LISTED RECORDS:
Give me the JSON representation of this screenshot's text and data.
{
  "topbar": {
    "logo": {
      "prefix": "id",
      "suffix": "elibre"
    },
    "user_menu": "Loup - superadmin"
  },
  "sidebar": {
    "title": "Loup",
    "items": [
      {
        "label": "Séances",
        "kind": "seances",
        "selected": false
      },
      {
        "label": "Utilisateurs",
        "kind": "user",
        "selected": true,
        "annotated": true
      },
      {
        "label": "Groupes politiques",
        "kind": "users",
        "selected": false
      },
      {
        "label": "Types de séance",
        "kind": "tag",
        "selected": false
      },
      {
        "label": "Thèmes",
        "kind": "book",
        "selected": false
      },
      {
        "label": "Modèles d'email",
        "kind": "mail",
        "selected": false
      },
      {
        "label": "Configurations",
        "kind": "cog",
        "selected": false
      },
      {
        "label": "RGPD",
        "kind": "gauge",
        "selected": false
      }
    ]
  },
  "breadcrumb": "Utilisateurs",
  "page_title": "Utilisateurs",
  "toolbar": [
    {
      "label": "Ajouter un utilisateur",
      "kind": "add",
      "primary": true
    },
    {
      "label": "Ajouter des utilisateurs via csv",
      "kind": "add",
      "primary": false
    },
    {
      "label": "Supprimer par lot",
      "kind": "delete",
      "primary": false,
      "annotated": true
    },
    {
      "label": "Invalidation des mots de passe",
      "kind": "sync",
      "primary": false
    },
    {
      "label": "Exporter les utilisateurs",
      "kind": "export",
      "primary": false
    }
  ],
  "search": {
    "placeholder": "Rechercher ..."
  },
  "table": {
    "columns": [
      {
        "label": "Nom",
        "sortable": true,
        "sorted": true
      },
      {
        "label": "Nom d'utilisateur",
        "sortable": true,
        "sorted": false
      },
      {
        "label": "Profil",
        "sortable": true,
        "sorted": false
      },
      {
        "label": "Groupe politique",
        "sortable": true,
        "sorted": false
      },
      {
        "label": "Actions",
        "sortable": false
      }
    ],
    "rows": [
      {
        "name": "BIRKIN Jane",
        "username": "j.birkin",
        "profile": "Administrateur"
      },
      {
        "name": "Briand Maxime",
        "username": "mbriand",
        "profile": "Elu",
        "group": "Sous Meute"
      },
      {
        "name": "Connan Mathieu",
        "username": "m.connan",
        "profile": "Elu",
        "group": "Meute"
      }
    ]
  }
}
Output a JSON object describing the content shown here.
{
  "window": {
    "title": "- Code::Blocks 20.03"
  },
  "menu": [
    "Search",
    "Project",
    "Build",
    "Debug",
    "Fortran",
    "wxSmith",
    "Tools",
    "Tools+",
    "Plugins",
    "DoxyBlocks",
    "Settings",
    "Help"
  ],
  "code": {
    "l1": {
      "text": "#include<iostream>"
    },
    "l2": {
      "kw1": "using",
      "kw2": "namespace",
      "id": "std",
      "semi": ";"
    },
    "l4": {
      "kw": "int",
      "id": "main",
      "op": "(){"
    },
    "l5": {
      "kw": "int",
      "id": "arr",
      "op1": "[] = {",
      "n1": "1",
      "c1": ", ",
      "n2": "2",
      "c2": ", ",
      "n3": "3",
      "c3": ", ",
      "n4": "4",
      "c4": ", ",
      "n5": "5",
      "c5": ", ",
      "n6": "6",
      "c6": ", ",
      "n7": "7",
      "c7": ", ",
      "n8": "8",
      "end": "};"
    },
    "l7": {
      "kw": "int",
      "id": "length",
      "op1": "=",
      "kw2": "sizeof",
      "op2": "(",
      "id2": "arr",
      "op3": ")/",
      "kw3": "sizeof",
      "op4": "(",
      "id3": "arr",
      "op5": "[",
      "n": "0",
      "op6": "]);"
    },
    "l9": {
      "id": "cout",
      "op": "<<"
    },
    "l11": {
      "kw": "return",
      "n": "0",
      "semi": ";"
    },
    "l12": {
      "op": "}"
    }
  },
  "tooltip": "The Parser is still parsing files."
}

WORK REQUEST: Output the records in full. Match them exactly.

ANSWER SECTION:
Give me the JSON representation of this screenshot's text and data.
{
  "topbar": {
    "logo": {
      "prefix": "id",
      "suffix": "elibre"
    },
    "user_menu": "Loup - superadmin"
  },
  "sidebar": {
    "title": "Loup",
    "items": [
      {
        "label": "Séances",
        "kind": "seances",
        "selected": false
      },
      {
        "label": "Utilisateurs",
        "kind": "user",
        "selected": true,
        "annotated": true
      },
      {
        "label": "Groupes politiques",
        "kind": "users",
        "selected": false
      },
      {
        "label": "Types de séance",
        "kind": "tag",
        "selected": false
      },
      {
        "label": "Thèmes",
        "kind": "book",
        "selected": false
      },
      {
        "label": "Modèles d'email",
        "kind": "mail",
        "selected": false
      },
      {
        "label": "Configurations",
        "kind": "cog",
        "selected": false
      },
      {
        "label": "RGPD",
        "kind": "gauge",
        "selected": false
      }
    ]
  },
  "breadcrumb": "Utilisateurs",
  "page_title": "Utilisateurs",
  "toolbar": [
    {
      "label": "Ajouter un utilisateur",
      "kind": "add",
      "primary": true
    },
    {
      "label": "Ajouter des utilisateurs via csv",
      "kind": "add",
      "primary": false
    },
    {
      "label": "Supprimer par lot",
      "kind": "delete",
      "primary": false,
      "annotated": true
    },
    {
      "label": "Invalidation des mots de passe",
      "kind": "sync",
      "primary": false
    },
    {
      "label": "Exporter les utilisateurs",
      "kind": "export",
      "primary": false
    }
  ],
  "search": {
    "placeholder": "Rechercher ..."
  },
  "table": {
    "columns": [
      {
        "label": "Nom",
        "sortable": true,
        "sorted": true
      },
      {
        "label": "Nom d'utilisateur",
        "sortable": true,
        "sorted": false
      },
      {
        "label": "Profil",
        "sortable": true,
        "sorted": false
      },
      {
        "label": "Groupe politique",
        "sortable": true,
        "sorted": false
      },
      {
        "label": "Actions",
        "sortable": false
      }
    ],
    "rows": [
      {
        "name": "BIRKIN Jane",
        "username": "j.birkin",
        "profile": "Administrateur"
      },
      {
        "name": "Briand Maxime",
        "username": "mbriand",
        "profile": "Elu",
        "group": "Sous Meute"
      },
      {
        "name": "Connan Mathieu",
        "username": "m.connan",
        "profile": "Elu",
        "group": "Meute"
      }
    ]
  }
}
Output a JSON object describing the content shown here.
{
  "window": {
    "title": "- Code::Blocks 20.03"
  },
  "menu": [
    "Search",
    "Project",
    "Build",
    "Debug",
    "Fortran",
    "wxSmith",
    "Tools",
    "Tools+",
    "Plugins",
    "DoxyBlocks",
    "Settings",
    "Help"
  ],
  "code": {
    "l1": {
      "text": "#include<iostream>"
    },
    "l2": {
      "kw1": "using",
      "kw2": "namespace",
      "id": "std",
      "semi": ";"
    },
    "l4": {
      "kw": "int",
      "id": "main",
      "op": "(){"
    },
    "l5": {
      "kw": "int",
      "id": "arr",
      "op1": "[] = {",
      "n1": "1",
      "c1": ", ",
      "n2": "2",
      "c2": ", ",
      "n3": "3",
      "c3": ", ",
      "n4": "4",
      "c4": ", ",
      "n5": "5",
      "c5": ", ",
      "n6": "6",
      "c6": ", ",
      "n7": "7",
      "c7": ", ",
      "n8": "8",
      "end": "};"
    },
    "l7": {
      "kw": "int",
      "id": "length",
      "op1": "=",
      "kw2": "sizeof",
      "op2": "(",
      "id2": "arr",
      "op3": ")/",
      "kw3": "sizeof",
      "op4": "(",
      "id3": "arr",
      "op5": "[",
      "n": "0",
      "op6": "]);"
    },
    "l9": {
      "id": "cout",
      "op": "<<"
    },
    "l11": {
      "kw": "return",
      "n": "0",
      "semi": ";"
    },
    "l12": {
      "op": "}"
    }
  },
  "tooltip": "The Parser is still parsing files."
}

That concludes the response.